Fourteen native plant nurseries have joined the California Department of Food and Agriculture (CDFA) Best Management Program (BMP) for Ornamental and Native Plant Nurseries. The program also serves 14 ornamental nurseries. The discovery of Phytophthora tentaculata infecting several native plant species in nurseries and restoration sites has alerted the industry to the cryptic nature of plant pathogens and how easily they can move into the environment. Although the program has been voluntary to date, with the nurseries choosing which BMPs to employ, CDFA and the National Ornamentals Research Site at Dominican University of California are working to identify minimum requirements for acceptance into the program for ornamental interstate shipping nurseries as well as native plant nurseries. CDFA is developing a website to further support the BMP Program.

For more information on this and other news items, read the COMTF monthly newsletter.

Native plant nurseries in Washington interested in participating in a multistate research program in 2015-2016 are encouraged to contact Marianne Elliott ( for information. The program will investigate the movement of Phytophthora species among nurseries, restoration sites, and forests.

Update on Kitsap Co. garden site

The Kitsap County botanical garden found to have a P. ramorum-positive Pieris plant in April had additional positive plants found in May during the delimitation survey. All infected plants were destroyed and trace-back investigations are underway. The facility will undergo a Critical Control Point Assessment (CCPA) at which time best management practice (BMP) mitigations will be identified for implementation. The BMPs will be enforced through a state compliance agreement. Federal regulatory oversight will continue to ensure the pathogen is being managed effectively.

For more information on this and other news items, read the COMTF monthly newsletter.

New Pr hosts found
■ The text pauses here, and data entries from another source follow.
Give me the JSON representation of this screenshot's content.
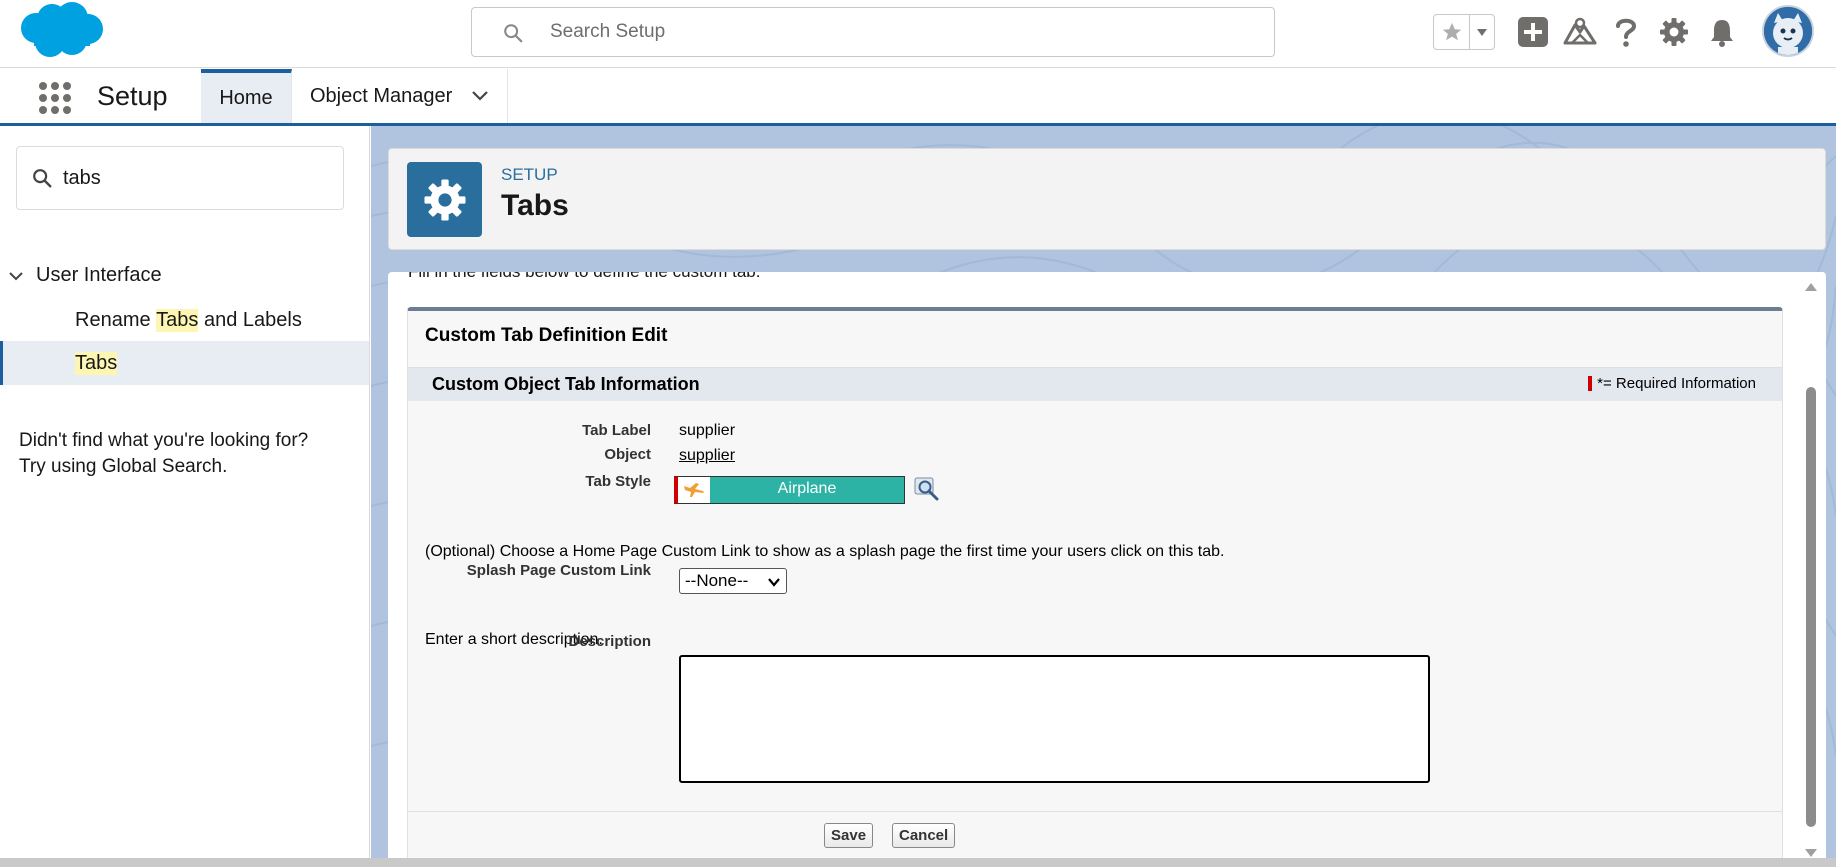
{
  "header": {
    "search_placeholder": "Search Setup",
    "brand_color": "#00a1e0"
  },
  "context_bar": {
    "app_name": "Setup",
    "tabs": [
      {
        "label": "Home",
        "active": true
      },
      {
        "label": "Object Manager",
        "active": false
      }
    ]
  },
  "sidebar": {
    "quick_find_value": "tabs",
    "group_label": "User Interface",
    "items": [
      {
        "prefix": "Rename ",
        "highlight": "Tabs",
        "suffix": " and Labels",
        "selected": false
      },
      {
        "prefix": "",
        "highlight": "Tabs",
        "suffix": "",
        "selected": true
      }
    ],
    "not_found_line1": "Didn't find what you're looking for?",
    "not_found_line2": "Try using Global Search."
  },
  "page_header": {
    "eyebrow": "SETUP",
    "title": "Tabs"
  },
  "form": {
    "intro": "Fill in the fields below to define the custom tab.",
    "panel_title": "Custom Tab Definition Edit",
    "section_title": "Custom Object Tab Information",
    "required_note": "*= Required Information",
    "fields": {
      "tab_label": {
        "label": "Tab Label",
        "value": "supplier"
      },
      "object": {
        "label": "Object",
        "value": "supplier"
      },
      "tab_style": {
        "label": "Tab Style",
        "value": "Airplane",
        "color": "#2db3a5"
      },
      "splash_intro": "(Optional) Choose a Home Page Custom Link to show as a splash page the first time your users click on this tab.",
      "splash": {
        "label": "Splash Page Custom Link",
        "value": "--None--"
      },
      "desc_intro": "Enter a short description.",
      "description": {
        "label": "Description",
        "value": ""
      }
    },
    "buttons": {
      "save": "Save",
      "cancel": "Cancel"
    }
  }
}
Five new Phytophthora ramorum hosts were detected during a rare plant survey in February on Marin County Municipal Water District property when unusual Arctostaphylos symptoms were identified. Samples submitted to the California Department of Food and Agriculture (CDFA) Plant Pest Diagnostics Lab tested negative for root pathogens, but the leaves and branches tested positive for P. ramorum. Follow-up official samples were collected for testing by CDFA scientists, which resulted in the identification of five new P. ramorum hosts: Arctostaphylos virgata, Arctostaphylos glandulosa, chinquapin (Chrysolepsis chrysophylla), blackberry (Rubus ursinus), and chaparral pea (Pickeringia montana). Arctostaphylos virgata and Arctostaphylos glandulosa symptoms include leaf spots and necrosis, petiole dieback, stem lesions and cankers, and tip dieback. Many plants of both species were showing symptoms. Chinquapin (Chrysolepsis chrysophylla) symptoms include canopy dieback, leaf spots, and vascular discoloration. Many chinquapin were showing symptoms; two trees were confirmed positive. Blackberry (Rubus ursinus) symptoms include leaf spots and stem lesions. Chaparral pea (Pickeringia montana) symptoms include leaf spots, stem lesions, and thorn dieback. CDFA scientists are in the process of obtaining healthy container plants of each host species to confirm pathogenicity. A follow-up site visit to the water district is planned for July to observe disease progression on these hosts.
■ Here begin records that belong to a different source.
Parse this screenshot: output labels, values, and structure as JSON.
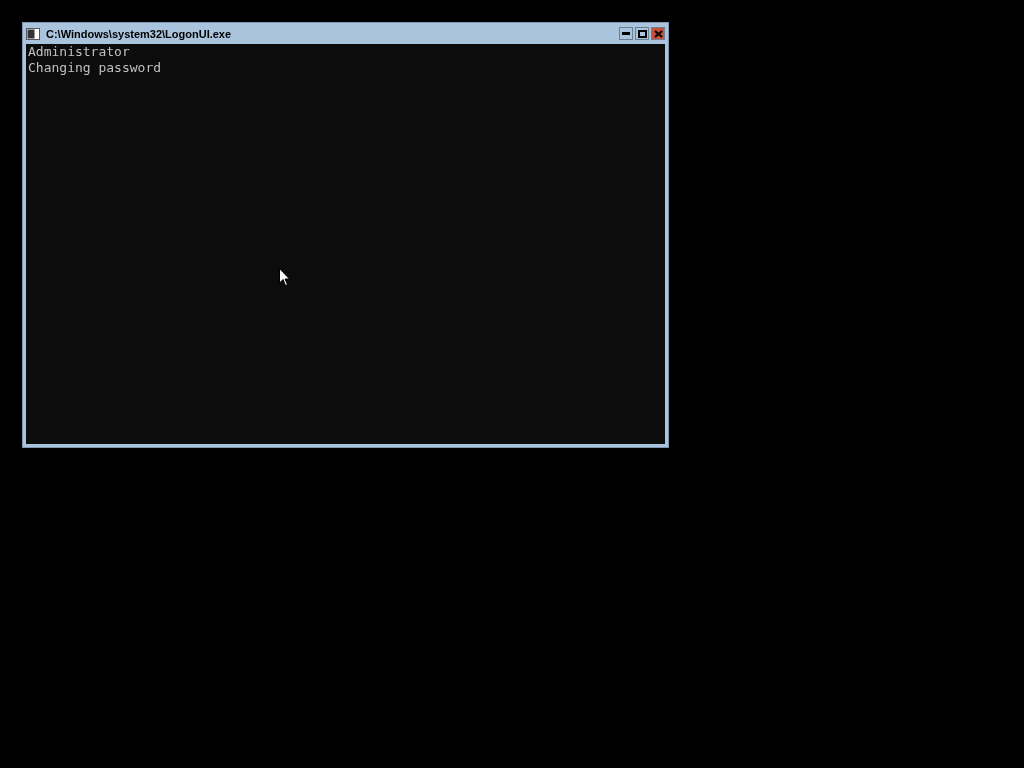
{
  "window": {
    "title": "C:\\Windows\\system32\\LogonUI.exe"
  },
  "console": {
    "lines": [
      "Administrator",
      "Changing password"
    ]
  }
}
Vaccinium parvifolium (red huckleberry) was found P. ramorum positive for the first time from two samples taken at a Lewis County, WA interstate shipping nursery during their 2015 spring Federal P. ramorum Certification Program survey. The Lewis County facility was also positive in 2014 and had undergone a CCPA as well as extensive mitigation activities. A new CCPA has been conducted to determine possible ways the pathogen has continued to infect plant material; additional mitigation efforts will completed in 2015. As a result of the new host confirmation, Vaccinium parvifolium will be added to the federally recognized P. ramorum host and associated host list.

For more information on this and other news items, read the COMTF monthly newsletter.